WHAT TO WORK ON: Reproduce the full listing below unchanged, apart from the pictures.

DATA FOR PROCESSING:
· · ·

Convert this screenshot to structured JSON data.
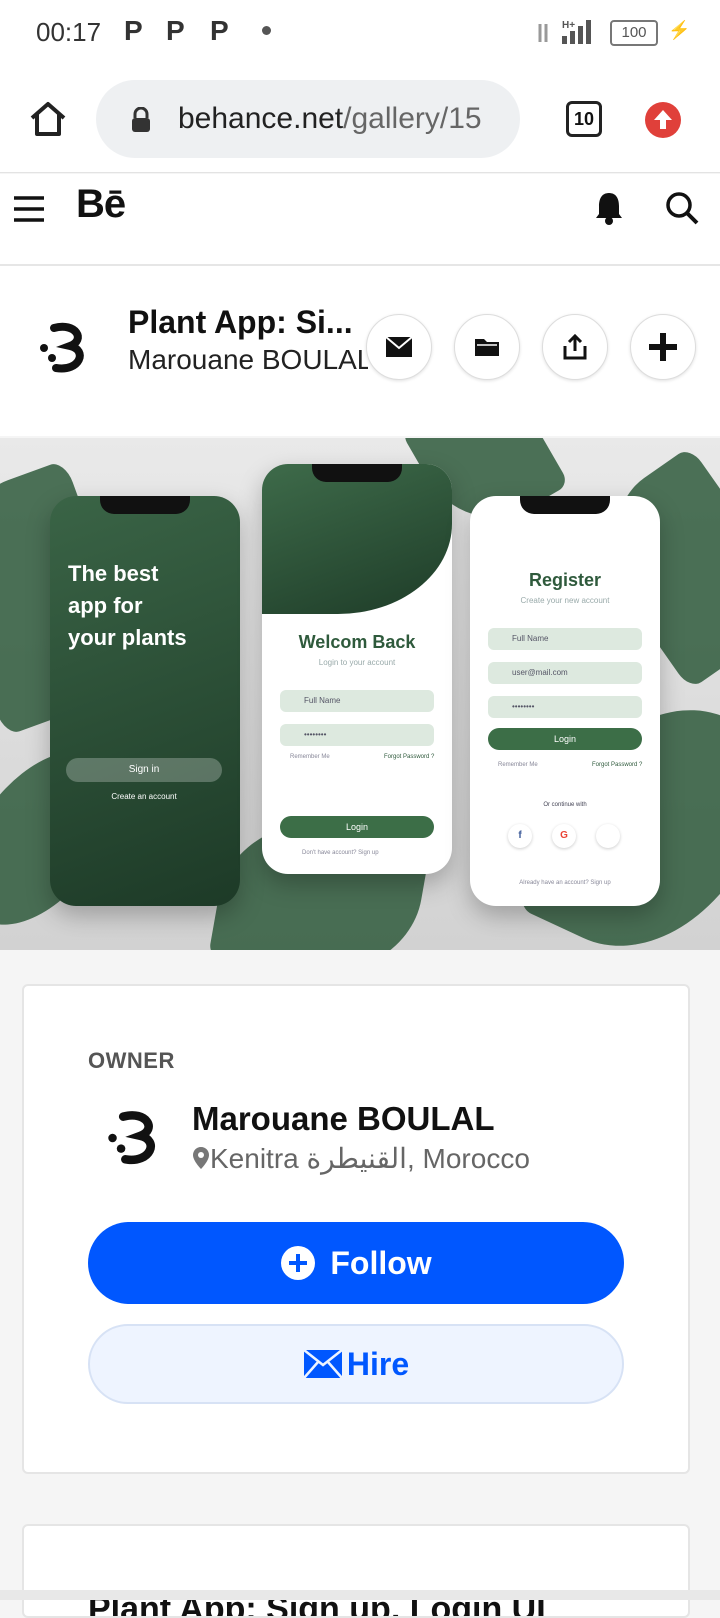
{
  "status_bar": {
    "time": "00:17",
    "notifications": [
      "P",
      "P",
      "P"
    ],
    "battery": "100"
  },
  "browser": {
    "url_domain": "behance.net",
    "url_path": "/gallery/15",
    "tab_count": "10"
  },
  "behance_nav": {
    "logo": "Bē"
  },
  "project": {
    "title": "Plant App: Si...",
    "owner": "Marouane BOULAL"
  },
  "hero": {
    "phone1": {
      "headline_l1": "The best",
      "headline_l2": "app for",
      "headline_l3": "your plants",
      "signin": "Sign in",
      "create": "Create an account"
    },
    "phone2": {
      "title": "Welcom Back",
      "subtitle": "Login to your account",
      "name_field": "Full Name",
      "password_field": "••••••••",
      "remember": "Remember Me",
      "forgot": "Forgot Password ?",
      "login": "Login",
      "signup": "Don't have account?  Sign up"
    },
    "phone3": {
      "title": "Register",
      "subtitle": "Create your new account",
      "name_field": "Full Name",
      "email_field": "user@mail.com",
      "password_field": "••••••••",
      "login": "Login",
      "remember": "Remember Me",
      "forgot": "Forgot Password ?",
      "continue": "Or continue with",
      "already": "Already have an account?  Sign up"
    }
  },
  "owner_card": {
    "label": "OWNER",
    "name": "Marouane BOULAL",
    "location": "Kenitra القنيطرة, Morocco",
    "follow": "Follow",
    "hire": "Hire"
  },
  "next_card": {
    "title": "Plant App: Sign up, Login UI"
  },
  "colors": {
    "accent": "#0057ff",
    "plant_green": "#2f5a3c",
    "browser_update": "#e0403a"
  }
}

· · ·

EXERCISE ANSWER:
Convert this screenshot to structured JSON data.
{
  "status_bar": {
    "time": "00:17",
    "notifications": [
      "P",
      "P",
      "P"
    ],
    "battery": "100"
  },
  "browser": {
    "url_domain": "behance.net",
    "url_path": "/gallery/15",
    "tab_count": "10"
  },
  "behance_nav": {
    "logo": "Bē"
  },
  "project": {
    "title": "Plant App: Si...",
    "owner": "Marouane BOULAL"
  },
  "hero": {
    "phone1": {
      "headline_l1": "The best",
      "headline_l2": "app for",
      "headline_l3": "your plants",
      "signin": "Sign in",
      "create": "Create an account"
    },
    "phone2": {
      "title": "Welcom Back",
      "subtitle": "Login to your account",
      "name_field": "Full Name",
      "password_field": "••••••••",
      "remember": "Remember Me",
      "forgot": "Forgot Password ?",
      "login": "Login",
      "signup": "Don't have account?  Sign up"
    },
    "phone3": {
      "title": "Register",
      "subtitle": "Create your new account",
      "name_field": "Full Name",
      "email_field": "user@mail.com",
      "password_field": "••••••••",
      "login": "Login",
      "remember": "Remember Me",
      "forgot": "Forgot Password ?",
      "continue": "Or continue with",
      "already": "Already have an account?  Sign up"
    }
  },
  "owner_card": {
    "label": "OWNER",
    "name": "Marouane BOULAL",
    "location": "Kenitra القنيطرة, Morocco",
    "follow": "Follow",
    "hire": "Hire"
  },
  "next_card": {
    "title": "Plant App: Sign up, Login UI"
  },
  "colors": {
    "accent": "#0057ff",
    "plant_green": "#2f5a3c",
    "browser_update": "#e0403a"
  }
}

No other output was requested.